Another difficulty is that it is usually hard for Chinese courts to know exactly how judicial decision of a foreign court may be made, especially how judicial discretion is going to be exercised in a foreign country. The assessment of the potential enforceability of Chinese judgments in the foreign court in the same condition can only be based on black-letter law which may not be so precise to test de jure reciprocity. Of course, it is arguable that de jure reciprocity only needs a general possibility for a foreign court to enforce Chinese judgments, but not specific Chinese judgments are definitely enforceable in the foreign country. If so, the equivalent condition test is not appropriate to assess de jure reciprocity.

One may suggest the legal comparability test. It argues that de jure reciprocity depends on whether the foreign law provide legally comparable conditions for FJR as Chinese law.

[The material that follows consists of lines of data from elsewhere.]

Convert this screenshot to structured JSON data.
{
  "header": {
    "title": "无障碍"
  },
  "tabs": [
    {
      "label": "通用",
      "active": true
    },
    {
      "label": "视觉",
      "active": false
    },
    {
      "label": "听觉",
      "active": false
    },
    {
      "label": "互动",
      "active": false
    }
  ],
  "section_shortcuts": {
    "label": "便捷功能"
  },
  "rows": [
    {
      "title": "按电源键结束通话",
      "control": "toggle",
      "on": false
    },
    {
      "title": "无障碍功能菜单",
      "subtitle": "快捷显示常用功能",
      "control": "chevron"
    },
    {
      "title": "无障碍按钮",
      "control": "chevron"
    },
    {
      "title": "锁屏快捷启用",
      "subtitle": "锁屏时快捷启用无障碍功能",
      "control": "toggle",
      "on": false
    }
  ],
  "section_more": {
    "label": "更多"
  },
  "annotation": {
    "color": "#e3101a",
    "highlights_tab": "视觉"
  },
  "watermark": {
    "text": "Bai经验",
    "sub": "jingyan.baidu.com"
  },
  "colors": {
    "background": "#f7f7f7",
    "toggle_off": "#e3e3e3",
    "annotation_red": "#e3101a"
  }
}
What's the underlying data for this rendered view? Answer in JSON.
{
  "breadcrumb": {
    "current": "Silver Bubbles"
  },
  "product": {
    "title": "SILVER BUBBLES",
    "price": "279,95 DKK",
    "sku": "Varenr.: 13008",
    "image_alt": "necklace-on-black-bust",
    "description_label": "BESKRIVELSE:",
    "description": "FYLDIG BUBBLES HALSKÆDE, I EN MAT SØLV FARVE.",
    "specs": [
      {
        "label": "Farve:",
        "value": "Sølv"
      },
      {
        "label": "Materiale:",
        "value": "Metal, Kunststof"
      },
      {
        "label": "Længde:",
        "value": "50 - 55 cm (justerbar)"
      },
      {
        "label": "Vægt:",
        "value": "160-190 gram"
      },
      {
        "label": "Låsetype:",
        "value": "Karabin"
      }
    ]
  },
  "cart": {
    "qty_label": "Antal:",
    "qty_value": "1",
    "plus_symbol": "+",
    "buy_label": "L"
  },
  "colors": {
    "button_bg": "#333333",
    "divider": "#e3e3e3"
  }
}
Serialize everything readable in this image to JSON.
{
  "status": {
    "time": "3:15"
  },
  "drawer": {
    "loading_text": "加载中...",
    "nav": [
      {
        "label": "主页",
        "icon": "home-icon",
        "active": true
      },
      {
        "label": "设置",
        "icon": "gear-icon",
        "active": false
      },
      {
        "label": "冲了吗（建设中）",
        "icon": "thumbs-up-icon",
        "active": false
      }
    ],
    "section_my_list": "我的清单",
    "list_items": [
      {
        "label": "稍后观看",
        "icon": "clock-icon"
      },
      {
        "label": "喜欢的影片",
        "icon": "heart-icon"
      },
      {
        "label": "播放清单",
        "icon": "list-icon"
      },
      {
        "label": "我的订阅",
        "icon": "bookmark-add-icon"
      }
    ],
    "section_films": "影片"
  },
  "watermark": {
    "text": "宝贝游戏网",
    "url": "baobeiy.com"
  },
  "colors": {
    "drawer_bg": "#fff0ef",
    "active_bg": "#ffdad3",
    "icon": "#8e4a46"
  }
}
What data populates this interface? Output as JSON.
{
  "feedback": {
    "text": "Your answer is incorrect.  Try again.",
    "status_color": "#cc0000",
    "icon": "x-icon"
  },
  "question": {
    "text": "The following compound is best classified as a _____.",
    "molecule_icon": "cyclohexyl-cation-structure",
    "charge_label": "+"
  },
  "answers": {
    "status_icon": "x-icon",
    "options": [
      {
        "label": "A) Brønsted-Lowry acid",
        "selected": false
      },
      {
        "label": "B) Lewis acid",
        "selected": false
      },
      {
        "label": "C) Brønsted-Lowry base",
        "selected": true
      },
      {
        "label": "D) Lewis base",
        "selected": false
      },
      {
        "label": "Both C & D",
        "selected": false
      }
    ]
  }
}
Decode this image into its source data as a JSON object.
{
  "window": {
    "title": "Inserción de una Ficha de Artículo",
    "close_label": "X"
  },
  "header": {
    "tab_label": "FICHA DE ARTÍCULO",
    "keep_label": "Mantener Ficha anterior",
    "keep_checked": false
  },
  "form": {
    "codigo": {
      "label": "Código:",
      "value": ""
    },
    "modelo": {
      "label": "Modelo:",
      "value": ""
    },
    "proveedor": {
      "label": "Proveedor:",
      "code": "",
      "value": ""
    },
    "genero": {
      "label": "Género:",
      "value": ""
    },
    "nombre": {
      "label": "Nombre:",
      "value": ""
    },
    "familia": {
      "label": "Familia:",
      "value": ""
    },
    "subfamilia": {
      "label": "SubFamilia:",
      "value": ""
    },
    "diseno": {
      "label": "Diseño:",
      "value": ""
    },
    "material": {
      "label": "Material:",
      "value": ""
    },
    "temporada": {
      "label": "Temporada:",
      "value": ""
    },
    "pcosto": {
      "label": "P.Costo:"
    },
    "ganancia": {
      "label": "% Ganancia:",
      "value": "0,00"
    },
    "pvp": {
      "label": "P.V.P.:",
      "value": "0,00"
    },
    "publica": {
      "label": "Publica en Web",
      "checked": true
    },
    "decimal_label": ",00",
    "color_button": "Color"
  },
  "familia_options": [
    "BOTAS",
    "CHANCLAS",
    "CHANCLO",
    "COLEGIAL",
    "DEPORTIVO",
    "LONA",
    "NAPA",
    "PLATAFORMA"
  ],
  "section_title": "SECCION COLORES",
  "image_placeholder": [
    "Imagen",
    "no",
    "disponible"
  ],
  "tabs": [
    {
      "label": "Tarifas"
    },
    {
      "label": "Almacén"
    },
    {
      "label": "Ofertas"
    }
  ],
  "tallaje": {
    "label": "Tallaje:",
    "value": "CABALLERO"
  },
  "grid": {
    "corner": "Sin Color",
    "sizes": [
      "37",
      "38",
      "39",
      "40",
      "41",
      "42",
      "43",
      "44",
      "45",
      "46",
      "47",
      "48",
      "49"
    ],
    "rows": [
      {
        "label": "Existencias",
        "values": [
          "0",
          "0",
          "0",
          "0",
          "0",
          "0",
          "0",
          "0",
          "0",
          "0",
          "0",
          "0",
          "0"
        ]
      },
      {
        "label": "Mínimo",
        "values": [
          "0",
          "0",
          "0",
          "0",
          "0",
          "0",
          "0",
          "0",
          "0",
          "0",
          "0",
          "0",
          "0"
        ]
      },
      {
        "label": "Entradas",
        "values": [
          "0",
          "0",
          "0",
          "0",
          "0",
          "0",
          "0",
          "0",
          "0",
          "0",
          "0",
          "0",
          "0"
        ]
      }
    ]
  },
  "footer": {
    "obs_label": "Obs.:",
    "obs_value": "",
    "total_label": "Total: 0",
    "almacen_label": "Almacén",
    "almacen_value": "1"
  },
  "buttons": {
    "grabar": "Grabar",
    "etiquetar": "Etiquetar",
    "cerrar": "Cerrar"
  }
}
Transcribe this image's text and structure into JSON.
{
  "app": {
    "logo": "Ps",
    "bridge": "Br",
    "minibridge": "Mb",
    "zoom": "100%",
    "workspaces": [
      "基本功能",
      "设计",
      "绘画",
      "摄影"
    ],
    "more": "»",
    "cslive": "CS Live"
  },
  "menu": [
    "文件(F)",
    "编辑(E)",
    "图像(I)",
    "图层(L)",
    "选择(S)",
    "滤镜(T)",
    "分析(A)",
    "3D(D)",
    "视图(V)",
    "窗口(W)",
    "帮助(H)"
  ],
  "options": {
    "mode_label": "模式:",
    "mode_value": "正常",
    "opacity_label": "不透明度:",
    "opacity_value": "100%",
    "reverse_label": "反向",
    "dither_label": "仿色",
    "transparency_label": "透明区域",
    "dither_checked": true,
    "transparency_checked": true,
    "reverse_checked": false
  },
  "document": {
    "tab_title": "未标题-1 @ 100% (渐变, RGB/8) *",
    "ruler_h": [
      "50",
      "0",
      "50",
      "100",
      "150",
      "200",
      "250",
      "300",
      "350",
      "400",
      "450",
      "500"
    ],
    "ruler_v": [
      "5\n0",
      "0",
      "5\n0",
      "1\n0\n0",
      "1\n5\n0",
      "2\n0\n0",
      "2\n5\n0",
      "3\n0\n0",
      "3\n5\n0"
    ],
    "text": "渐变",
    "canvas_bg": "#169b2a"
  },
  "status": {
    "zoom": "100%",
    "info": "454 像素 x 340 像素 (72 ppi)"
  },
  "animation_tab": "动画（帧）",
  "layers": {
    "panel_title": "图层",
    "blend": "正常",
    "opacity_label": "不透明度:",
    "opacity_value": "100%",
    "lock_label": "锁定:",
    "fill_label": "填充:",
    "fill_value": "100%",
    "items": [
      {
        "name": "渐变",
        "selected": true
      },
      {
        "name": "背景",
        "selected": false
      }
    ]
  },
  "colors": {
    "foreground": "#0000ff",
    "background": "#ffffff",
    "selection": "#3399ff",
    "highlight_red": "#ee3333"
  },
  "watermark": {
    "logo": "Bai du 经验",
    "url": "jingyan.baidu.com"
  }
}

This suggestion is also problematic, because many countries’ law provide much lower threshold to enforce foreign law than Chinese law. For example, they do not require reciprocity as a pre-condition. These laws are not comparable to Chinese law, but it is hard to argue that Chinese judgments cannot be enforced in those countries as a matter of law.

The third suggestion is the no higher threshold test. It suggests that if the foreign law does not make it more difficult to enforce Chinese judgments, de jure reciprocity exists. However, what if the foreign law adopts de facto reciprocity like most Chinese courts do in practice? Can we argue the foreign law provide higher threashold because one Chinese court uses de jure reciprocity? Or we consider these two laws provide simialr threshold and treat de jure reciprocity exists, even though the foreign court actually cannot enforce Chinese judgments because Chinese courts did not enforce judgments from this country before?

Anyway, although the test for de jure reciprocity is not settled, the Shanghai judgment shows a laudable progress. This is the first case that de jure reciprocity has been applied in a Chinese court. It shows a serious attempt to deviate from de facto reciprocity. Of course, since de facto reciprocity also exists between China and Singapore, this judgment does not bring significant difference in result. It is curious to see whether the Chinese court will apply de jure reciprocity alone to enforce foreign judgments in the future, and whether any new tests for de jure reciprocity may be proposed in the future judgments.

 

[1] Several Opinions of the Supreme People’s Court Concerning Judicial Services and Protection Provided by People’s Courts for the Belt and Road Initiative], [2015] Fa Fa No. 9, para 6; The Opinions of the SPC Regarding the People’s Court’s Further Provision of Judicial Services and Guarantees for the Construction of the Belt and Road, Fa Fa [2019] 29, para 24.

[2] (2019) Hu 01 Xie Wai Ren No 22.

[3] Singaporean case, Giant Light Metal Technology (Kunshan) Co Ltd v Aksa Far East Pte ltd [2014] 2 SLR 545; Chinese case, Kolmar Group AG v. Jiangsu Textile Industry Import and Export Corporation, (2016) Su 01 Xie Wai Ren No 3.